#### TASK STATEMENT
In the data that follows, count every line holding the string "Lieferanten" and give the count alone.

Collected data:
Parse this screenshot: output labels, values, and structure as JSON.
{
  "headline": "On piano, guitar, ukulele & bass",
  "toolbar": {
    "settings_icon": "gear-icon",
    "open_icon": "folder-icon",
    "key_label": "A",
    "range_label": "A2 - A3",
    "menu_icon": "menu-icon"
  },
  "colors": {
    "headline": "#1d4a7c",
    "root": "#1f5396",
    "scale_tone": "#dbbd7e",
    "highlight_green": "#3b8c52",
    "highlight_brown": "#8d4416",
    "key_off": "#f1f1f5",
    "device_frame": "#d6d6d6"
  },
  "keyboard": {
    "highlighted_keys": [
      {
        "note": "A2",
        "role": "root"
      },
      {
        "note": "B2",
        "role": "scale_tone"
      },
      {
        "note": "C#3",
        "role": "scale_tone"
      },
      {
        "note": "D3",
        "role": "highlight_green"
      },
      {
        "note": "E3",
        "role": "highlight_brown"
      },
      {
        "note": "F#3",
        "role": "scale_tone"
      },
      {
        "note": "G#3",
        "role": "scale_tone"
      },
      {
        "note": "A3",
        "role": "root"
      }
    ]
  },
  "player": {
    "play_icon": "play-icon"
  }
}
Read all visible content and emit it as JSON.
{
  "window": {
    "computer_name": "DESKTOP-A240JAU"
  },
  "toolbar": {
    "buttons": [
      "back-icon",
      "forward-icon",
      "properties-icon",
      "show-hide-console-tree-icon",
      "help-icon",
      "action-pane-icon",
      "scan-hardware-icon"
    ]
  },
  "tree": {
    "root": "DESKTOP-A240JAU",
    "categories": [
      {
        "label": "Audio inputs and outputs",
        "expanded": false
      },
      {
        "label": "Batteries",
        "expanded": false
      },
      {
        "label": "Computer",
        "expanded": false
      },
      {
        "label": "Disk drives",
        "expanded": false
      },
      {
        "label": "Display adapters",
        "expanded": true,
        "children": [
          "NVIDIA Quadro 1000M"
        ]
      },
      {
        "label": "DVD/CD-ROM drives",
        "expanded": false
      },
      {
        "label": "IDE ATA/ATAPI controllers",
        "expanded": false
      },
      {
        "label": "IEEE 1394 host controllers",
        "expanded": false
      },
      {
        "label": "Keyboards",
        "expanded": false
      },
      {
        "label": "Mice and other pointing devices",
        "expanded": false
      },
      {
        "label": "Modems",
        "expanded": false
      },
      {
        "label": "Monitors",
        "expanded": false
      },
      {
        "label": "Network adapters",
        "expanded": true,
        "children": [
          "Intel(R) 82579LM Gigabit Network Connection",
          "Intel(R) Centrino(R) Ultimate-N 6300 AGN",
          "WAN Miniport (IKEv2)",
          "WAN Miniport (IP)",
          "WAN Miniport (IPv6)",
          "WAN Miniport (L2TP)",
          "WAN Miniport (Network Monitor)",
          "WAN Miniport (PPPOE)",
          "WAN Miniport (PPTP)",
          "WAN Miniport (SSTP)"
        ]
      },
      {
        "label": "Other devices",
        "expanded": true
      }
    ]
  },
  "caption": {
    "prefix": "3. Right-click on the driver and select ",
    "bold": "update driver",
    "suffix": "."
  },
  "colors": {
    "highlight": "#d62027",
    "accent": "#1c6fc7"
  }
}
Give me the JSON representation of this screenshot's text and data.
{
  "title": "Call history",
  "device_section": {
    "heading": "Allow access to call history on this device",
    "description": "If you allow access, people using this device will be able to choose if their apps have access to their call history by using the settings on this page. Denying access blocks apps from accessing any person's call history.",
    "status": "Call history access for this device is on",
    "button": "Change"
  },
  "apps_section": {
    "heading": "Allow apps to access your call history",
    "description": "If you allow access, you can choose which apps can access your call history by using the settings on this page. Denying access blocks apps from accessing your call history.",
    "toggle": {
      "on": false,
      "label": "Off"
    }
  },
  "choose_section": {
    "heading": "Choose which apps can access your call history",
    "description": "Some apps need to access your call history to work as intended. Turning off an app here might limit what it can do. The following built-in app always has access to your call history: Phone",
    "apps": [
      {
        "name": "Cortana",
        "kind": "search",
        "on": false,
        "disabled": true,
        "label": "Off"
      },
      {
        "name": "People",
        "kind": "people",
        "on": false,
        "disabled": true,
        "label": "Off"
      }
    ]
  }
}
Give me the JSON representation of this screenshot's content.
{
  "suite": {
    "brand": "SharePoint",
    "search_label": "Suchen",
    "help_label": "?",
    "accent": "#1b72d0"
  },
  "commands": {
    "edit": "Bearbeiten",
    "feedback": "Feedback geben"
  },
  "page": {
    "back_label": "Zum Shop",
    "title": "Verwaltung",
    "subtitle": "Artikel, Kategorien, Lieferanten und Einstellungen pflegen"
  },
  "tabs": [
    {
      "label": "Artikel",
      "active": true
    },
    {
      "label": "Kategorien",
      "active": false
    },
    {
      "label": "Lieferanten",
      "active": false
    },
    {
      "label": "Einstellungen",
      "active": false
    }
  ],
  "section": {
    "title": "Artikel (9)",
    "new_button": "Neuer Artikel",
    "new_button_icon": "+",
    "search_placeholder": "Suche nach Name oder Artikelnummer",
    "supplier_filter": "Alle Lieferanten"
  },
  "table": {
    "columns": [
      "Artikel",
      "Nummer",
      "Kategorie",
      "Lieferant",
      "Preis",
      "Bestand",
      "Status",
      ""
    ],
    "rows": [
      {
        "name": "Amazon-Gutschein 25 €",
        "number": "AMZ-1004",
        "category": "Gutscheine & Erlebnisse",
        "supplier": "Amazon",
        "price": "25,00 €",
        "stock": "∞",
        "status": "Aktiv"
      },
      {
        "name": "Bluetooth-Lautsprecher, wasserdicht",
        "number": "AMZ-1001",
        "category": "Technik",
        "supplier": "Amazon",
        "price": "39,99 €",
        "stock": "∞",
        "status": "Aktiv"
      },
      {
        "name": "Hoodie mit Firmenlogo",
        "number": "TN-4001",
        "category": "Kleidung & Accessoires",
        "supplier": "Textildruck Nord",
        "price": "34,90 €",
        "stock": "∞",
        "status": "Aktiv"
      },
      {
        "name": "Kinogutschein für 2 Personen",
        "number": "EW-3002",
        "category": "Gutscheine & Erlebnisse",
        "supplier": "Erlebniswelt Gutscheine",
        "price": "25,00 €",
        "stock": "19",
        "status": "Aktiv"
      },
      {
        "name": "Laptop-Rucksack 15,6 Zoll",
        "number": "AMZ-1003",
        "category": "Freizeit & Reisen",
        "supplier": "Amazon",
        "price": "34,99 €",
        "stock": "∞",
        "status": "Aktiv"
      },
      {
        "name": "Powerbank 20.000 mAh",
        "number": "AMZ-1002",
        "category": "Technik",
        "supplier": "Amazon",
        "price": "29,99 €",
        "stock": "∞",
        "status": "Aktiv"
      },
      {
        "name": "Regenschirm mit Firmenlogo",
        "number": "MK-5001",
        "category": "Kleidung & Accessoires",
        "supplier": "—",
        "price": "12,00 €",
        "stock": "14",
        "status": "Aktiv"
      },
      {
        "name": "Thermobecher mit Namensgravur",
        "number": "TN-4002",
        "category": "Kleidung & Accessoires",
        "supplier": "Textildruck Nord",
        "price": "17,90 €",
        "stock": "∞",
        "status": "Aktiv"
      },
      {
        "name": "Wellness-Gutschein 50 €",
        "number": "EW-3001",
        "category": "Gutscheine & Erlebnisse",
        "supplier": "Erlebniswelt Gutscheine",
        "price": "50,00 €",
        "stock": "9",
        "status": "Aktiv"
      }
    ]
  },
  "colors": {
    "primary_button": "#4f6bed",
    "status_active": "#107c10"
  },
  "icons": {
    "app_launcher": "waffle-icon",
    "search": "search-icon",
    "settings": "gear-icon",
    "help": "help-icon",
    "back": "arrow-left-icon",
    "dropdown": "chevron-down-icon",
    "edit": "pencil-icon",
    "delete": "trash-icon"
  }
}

#### ANSWER
3